A Justice Department spokesman said the department has a policy of neither confirming nor denying whether a matter is under investigation.
Cheri Cannon, a partner at Tully Rinckey, a Washington, D.C., federal employment law firm who has worked with government ethics issues as a former senior Air Force executive civilian personnel lawyer, said the Integrity Committee should have referred the complaint that Edwards deleted months of emails related to a DOJ investigation, to DOJ’s Public Integrity section.
“This referral should have been done, but it’s not clear that it was done,” she said.
The lack of accountability demonstrated in Edwards’ case is extremely troubling, she said.
As the top acting watchdog for DHS, “Edwards is a senior executive who is held to a higher standard than General Schedule employees, and his integrity and ethics should be beyond reproach,” she said.
“To simply reassign Edwards to another [career government] job, without proposing disciplinary action — a suspension or removal from federal service — for documented and substantiated federal ethics violations, is not what the American public deserves,” she said.

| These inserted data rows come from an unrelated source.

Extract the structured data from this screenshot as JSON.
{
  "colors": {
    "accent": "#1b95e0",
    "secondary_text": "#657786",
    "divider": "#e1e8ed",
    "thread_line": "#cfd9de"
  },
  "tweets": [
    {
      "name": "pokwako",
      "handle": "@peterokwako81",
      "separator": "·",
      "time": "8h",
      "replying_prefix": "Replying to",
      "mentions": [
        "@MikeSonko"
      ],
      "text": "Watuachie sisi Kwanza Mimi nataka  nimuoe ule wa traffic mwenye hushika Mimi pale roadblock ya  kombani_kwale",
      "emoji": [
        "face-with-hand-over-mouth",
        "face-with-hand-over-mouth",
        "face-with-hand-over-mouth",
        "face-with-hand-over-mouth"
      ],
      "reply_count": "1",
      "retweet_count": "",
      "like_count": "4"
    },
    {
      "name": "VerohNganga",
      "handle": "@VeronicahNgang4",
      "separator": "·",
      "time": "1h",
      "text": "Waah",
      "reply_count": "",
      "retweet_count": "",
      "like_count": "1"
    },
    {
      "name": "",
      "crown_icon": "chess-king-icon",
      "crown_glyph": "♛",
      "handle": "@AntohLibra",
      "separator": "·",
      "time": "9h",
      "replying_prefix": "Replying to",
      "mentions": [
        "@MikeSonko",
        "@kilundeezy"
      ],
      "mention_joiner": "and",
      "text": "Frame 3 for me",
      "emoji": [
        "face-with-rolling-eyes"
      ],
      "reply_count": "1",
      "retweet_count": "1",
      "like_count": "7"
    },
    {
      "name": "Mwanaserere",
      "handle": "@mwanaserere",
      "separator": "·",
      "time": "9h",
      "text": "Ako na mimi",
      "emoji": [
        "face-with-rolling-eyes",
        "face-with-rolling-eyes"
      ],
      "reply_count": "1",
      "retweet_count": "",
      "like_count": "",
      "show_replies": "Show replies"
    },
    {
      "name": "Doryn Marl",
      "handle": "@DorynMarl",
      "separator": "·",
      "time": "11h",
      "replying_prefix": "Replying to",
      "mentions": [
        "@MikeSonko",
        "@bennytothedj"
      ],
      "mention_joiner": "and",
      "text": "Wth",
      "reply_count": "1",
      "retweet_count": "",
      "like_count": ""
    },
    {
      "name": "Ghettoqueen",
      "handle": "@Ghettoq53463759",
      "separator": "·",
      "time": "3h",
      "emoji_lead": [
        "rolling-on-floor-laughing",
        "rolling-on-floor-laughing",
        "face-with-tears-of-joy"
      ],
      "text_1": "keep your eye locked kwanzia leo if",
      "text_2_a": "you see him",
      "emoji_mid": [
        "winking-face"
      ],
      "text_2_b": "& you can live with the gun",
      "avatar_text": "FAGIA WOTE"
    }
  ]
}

The allegations leveled against Edwards in the Senate report have given watchdog groups new evidence for their concern about President Obama’s failure to fill inspector-general vacancies. Edwards was serving as an acting inspector general for three years because Obama did not nominate someone for the top Senate-confirmed position.
There are currently nine inspector general vacancies throughout the executive branch, including at the Interior Department, the Agency for International Development and the Financial Deposit Insurance Corp.
Stan Brand, a Democratic ethics attorney, says the problems with the IG process far exceed the vacancies issue. Inspectors general are paid through the same department budget as senior officials within the same agency, he said. He also pointed out that the Council for Inspectors General on Integrity and Efficiency usually only meets four times a year and lacks the tools to investigate and hold inspectors general accountable for abuses.
“There’s too much layering — it’s a structural problem,” he said. “The IGs work within the framework of their individual agencies while they are supposed to be independent because they are, in effect, employees of those agencies.”
“They often respond to or are sensitive to the [department] secretary’s office in a way that outside, independent investigators wouldn’t be,” he added. “It’s a structural problem, and Congress needs to sort it out because it’s a mess.”